LISTED ENTRIES Block Start

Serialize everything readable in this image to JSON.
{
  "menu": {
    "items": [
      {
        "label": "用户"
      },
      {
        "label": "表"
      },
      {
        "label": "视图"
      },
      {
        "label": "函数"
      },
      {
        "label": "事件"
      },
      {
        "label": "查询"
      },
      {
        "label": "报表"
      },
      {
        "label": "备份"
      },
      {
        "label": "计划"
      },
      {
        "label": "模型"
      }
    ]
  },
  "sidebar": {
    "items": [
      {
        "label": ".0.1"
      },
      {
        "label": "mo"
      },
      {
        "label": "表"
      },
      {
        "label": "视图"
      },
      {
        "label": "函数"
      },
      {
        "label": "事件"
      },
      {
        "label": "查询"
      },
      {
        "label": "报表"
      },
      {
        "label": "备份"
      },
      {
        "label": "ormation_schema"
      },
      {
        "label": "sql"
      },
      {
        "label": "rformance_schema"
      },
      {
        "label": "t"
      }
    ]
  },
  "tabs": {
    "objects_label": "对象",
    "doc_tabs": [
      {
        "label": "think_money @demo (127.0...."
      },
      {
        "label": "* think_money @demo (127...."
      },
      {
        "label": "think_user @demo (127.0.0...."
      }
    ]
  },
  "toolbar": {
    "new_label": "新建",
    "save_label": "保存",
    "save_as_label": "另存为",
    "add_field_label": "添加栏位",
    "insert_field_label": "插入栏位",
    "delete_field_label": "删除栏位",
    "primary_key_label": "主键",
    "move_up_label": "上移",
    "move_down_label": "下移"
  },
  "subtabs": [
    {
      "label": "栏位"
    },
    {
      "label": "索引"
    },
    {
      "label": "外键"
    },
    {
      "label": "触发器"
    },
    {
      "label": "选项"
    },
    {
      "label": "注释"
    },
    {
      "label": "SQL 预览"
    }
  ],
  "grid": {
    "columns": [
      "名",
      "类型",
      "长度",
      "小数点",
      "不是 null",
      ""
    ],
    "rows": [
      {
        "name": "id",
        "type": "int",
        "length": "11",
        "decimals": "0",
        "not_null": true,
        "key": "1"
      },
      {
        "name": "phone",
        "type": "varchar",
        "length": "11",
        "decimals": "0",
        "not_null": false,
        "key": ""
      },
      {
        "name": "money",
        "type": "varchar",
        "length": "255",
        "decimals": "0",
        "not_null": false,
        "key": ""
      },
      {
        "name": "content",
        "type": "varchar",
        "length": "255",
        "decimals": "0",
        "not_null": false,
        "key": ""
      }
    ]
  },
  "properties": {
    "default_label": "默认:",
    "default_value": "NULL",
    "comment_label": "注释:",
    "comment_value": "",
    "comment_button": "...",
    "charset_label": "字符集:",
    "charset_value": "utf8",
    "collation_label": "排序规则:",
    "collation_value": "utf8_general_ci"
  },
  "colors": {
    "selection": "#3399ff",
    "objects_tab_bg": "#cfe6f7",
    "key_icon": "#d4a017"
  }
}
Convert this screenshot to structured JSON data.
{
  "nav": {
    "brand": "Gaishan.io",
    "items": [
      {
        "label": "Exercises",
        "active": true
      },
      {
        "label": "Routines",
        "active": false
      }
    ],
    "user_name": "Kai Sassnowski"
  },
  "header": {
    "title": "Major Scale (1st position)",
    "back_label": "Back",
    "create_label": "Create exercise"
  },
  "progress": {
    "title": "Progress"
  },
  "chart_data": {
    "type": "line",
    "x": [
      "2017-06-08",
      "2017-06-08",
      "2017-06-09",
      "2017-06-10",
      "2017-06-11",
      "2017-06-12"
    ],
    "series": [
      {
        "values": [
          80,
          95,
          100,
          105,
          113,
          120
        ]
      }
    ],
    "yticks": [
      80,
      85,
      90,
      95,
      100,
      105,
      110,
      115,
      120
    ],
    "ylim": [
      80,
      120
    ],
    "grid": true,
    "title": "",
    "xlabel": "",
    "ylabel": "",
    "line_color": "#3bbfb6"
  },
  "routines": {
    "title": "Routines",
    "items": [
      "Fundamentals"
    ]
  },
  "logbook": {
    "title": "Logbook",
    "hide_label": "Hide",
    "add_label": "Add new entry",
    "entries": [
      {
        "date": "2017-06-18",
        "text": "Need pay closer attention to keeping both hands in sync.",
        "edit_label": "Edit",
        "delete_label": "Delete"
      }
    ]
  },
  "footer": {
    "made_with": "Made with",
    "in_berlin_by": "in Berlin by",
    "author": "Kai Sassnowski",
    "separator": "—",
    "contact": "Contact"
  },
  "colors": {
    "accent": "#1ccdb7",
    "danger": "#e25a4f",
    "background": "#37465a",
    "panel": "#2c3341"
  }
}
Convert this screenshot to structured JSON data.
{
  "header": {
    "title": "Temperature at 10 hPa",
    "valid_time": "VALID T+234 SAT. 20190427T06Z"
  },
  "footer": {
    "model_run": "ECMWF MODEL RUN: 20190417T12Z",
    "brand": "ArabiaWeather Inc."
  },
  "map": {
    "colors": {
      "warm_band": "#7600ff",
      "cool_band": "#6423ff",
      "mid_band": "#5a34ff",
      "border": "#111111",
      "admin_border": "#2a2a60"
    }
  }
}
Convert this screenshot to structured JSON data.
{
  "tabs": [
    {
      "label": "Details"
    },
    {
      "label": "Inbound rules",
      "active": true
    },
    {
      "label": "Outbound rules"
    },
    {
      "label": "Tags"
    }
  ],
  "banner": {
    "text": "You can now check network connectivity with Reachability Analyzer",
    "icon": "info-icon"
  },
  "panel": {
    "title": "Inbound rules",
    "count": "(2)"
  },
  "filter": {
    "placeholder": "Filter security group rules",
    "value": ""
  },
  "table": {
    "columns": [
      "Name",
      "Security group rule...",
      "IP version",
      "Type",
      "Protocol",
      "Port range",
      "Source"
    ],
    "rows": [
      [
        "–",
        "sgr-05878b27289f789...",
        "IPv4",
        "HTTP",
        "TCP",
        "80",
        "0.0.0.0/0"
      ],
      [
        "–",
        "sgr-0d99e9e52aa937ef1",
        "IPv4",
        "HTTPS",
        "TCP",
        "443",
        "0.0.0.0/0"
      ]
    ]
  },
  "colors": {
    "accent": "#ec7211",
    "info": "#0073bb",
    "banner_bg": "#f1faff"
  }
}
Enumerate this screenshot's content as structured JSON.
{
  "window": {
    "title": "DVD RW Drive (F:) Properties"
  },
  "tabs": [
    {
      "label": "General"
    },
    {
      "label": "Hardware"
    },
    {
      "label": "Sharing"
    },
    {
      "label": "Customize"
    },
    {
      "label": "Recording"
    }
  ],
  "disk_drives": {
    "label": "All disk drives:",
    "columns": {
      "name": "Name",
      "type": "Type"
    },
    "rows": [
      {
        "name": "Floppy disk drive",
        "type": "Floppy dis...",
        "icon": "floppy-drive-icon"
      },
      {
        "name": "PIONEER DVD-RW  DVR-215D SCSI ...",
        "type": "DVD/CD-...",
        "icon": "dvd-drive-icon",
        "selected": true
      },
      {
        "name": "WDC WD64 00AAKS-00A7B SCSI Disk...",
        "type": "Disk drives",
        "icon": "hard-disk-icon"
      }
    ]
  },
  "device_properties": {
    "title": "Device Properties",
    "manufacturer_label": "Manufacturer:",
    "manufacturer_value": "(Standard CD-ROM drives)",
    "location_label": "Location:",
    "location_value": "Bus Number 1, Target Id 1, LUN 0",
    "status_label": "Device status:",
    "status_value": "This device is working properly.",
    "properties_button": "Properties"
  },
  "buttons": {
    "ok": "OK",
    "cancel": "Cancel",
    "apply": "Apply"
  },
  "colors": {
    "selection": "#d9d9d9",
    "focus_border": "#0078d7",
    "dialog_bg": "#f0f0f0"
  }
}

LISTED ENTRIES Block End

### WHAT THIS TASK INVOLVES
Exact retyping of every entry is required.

### REPLY
Serialize everything readable in this image to JSON.
{
  "menu": {
    "items": [
      {
        "label": "用户"
      },
      {
        "label": "表"
      },
      {
        "label": "视图"
      },
      {
        "label": "函数"
      },
      {
        "label": "事件"
      },
      {
        "label": "查询"
      },
      {
        "label": "报表"
      },
      {
        "label": "备份"
      },
      {
        "label": "计划"
      },
      {
        "label": "模型"
      }
    ]
  },
  "sidebar": {
    "items": [
      {
        "label": ".0.1"
      },
      {
        "label": "mo"
      },
      {
        "label": "表"
      },
      {
        "label": "视图"
      },
      {
        "label": "函数"
      },
      {
        "label": "事件"
      },
      {
        "label": "查询"
      },
      {
        "label": "报表"
      },
      {
        "label": "备份"
      },
      {
        "label": "ormation_schema"
      },
      {
        "label": "sql"
      },
      {
        "label": "rformance_schema"
      },
      {
        "label": "t"
      }
    ]
  },
  "tabs": {
    "objects_label": "对象",
    "doc_tabs": [
      {
        "label": "think_money @demo (127.0...."
      },
      {
        "label": "* think_money @demo (127...."
      },
      {
        "label": "think_user @demo (127.0.0...."
      }
    ]
  },
  "toolbar": {
    "new_label": "新建",
    "save_label": "保存",
    "save_as_label": "另存为",
    "add_field_label": "添加栏位",
    "insert_field_label": "插入栏位",
    "delete_field_label": "删除栏位",
    "primary_key_label": "主键",
    "move_up_label": "上移",
    "move_down_label": "下移"
  },
  "subtabs": [
    {
      "label": "栏位"
    },
    {
      "label": "索引"
    },
    {
      "label": "外键"
    },
    {
      "label": "触发器"
    },
    {
      "label": "选项"
    },
    {
      "label": "注释"
    },
    {
      "label": "SQL 预览"
    }
  ],
  "grid": {
    "columns": [
      "名",
      "类型",
      "长度",
      "小数点",
      "不是 null",
      ""
    ],
    "rows": [
      {
        "name": "id",
        "type": "int",
        "length": "11",
        "decimals": "0",
        "not_null": true,
        "key": "1"
      },
      {
        "name": "phone",
        "type": "varchar",
        "length": "11",
        "decimals": "0",
        "not_null": false,
        "key": ""
      },
      {
        "name": "money",
        "type": "varchar",
        "length": "255",
        "decimals": "0",
        "not_null": false,
        "key": ""
      },
      {
        "name": "content",
        "type": "varchar",
        "length": "255",
        "decimals": "0",
        "not_null": false,
        "key": ""
      }
    ]
  },
  "properties": {
    "default_label": "默认:",
    "default_value": "NULL",
    "comment_label": "注释:",
    "comment_value": "",
    "comment_button": "...",
    "charset_label": "字符集:",
    "charset_value": "utf8",
    "collation_label": "排序规则:",
    "collation_value": "utf8_general_ci"
  },
  "colors": {
    "selection": "#3399ff",
    "objects_tab_bg": "#cfe6f7",
    "key_icon": "#d4a017"
  }
}
Convert this screenshot to structured JSON data.
{
  "nav": {
    "brand": "Gaishan.io",
    "items": [
      {
        "label": "Exercises",
        "active": true
      },
      {
        "label": "Routines",
        "active": false
      }
    ],
    "user_name": "Kai Sassnowski"
  },
  "header": {
    "title": "Major Scale (1st position)",
    "back_label": "Back",
    "create_label": "Create exercise"
  },
  "progress": {
    "title": "Progress"
  },
  "chart_data": {
    "type": "line",
    "x": [
      "2017-06-08",
      "2017-06-08",
      "2017-06-09",
      "2017-06-10",
      "2017-06-11",
      "2017-06-12"
    ],
    "series": [
      {
        "values": [
          80,
          95,
          100,
          105,
          113,
          120
        ]
      }
    ],
    "yticks": [
      80,
      85,
      90,
      95,
      100,
      105,
      110,
      115,
      120
    ],
    "ylim": [
      80,
      120
    ],
    "grid": true,
    "title": "",
    "xlabel": "",
    "ylabel": "",
    "line_color": "#3bbfb6"
  },
  "routines": {
    "title": "Routines",
    "items": [
      "Fundamentals"
    ]
  },
  "logbook": {
    "title": "Logbook",
    "hide_label": "Hide",
    "add_label": "Add new entry",
    "entries": [
      {
        "date": "2017-06-18",
        "text": "Need pay closer attention to keeping both hands in sync.",
        "edit_label": "Edit",
        "delete_label": "Delete"
      }
    ]
  },
  "footer": {
    "made_with": "Made with",
    "in_berlin_by": "in Berlin by",
    "author": "Kai Sassnowski",
    "separator": "—",
    "contact": "Contact"
  },
  "colors": {
    "accent": "#1ccdb7",
    "danger": "#e25a4f",
    "background": "#37465a",
    "panel": "#2c3341"
  }
}
Convert this screenshot to structured JSON data.
{
  "header": {
    "title": "Temperature at 10 hPa",
    "valid_time": "VALID T+234 SAT. 20190427T06Z"
  },
  "footer": {
    "model_run": "ECMWF MODEL RUN: 20190417T12Z",
    "brand": "ArabiaWeather Inc."
  },
  "map": {
    "colors": {
      "warm_band": "#7600ff",
      "cool_band": "#6423ff",
      "mid_band": "#5a34ff",
      "border": "#111111",
      "admin_border": "#2a2a60"
    }
  }
}
Convert this screenshot to structured JSON data.
{
  "tabs": [
    {
      "label": "Details"
    },
    {
      "label": "Inbound rules",
      "active": true
    },
    {
      "label": "Outbound rules"
    },
    {
      "label": "Tags"
    }
  ],
  "banner": {
    "text": "You can now check network connectivity with Reachability Analyzer",
    "icon": "info-icon"
  },
  "panel": {
    "title": "Inbound rules",
    "count": "(2)"
  },
  "filter": {
    "placeholder": "Filter security group rules",
    "value": ""
  },
  "table": {
    "columns": [
      "Name",
      "Security group rule...",
      "IP version",
      "Type",
      "Protocol",
      "Port range",
      "Source"
    ],
    "rows": [
      [
        "–",
        "sgr-05878b27289f789...",
        "IPv4",
        "HTTP",
        "TCP",
        "80",
        "0.0.0.0/0"
      ],
      [
        "–",
        "sgr-0d99e9e52aa937ef1",
        "IPv4",
        "HTTPS",
        "TCP",
        "443",
        "0.0.0.0/0"
      ]
    ]
  },
  "colors": {
    "accent": "#ec7211",
    "info": "#0073bb",
    "banner_bg": "#f1faff"
  }
}
Enumerate this screenshot's content as structured JSON.
{
  "window": {
    "title": "DVD RW Drive (F:) Properties"
  },
  "tabs": [
    {
      "label": "General"
    },
    {
      "label": "Hardware"
    },
    {
      "label": "Sharing"
    },
    {
      "label": "Customize"
    },
    {
      "label": "Recording"
    }
  ],
  "disk_drives": {
    "label": "All disk drives:",
    "columns": {
      "name": "Name",
      "type": "Type"
    },
    "rows": [
      {
        "name": "Floppy disk drive",
        "type": "Floppy dis...",
        "icon": "floppy-drive-icon"
      },
      {
        "name": "PIONEER DVD-RW  DVR-215D SCSI ...",
        "type": "DVD/CD-...",
        "icon": "dvd-drive-icon",
        "selected": true
      },
      {
        "name": "WDC WD64 00AAKS-00A7B SCSI Disk...",
        "type": "Disk drives",
        "icon": "hard-disk-icon"
      }
    ]
  },
  "device_properties": {
    "title": "Device Properties",
    "manufacturer_label": "Manufacturer:",
    "manufacturer_value": "(Standard CD-ROM drives)",
    "location_label": "Location:",
    "location_value": "Bus Number 1, Target Id 1, LUN 0",
    "status_label": "Device status:",
    "status_value": "This device is working properly.",
    "properties_button": "Properties"
  },
  "buttons": {
    "ok": "OK",
    "cancel": "Cancel",
    "apply": "Apply"
  },
  "colors": {
    "selection": "#d9d9d9",
    "focus_border": "#0078d7",
    "dialog_bg": "#f0f0f0"
  }
}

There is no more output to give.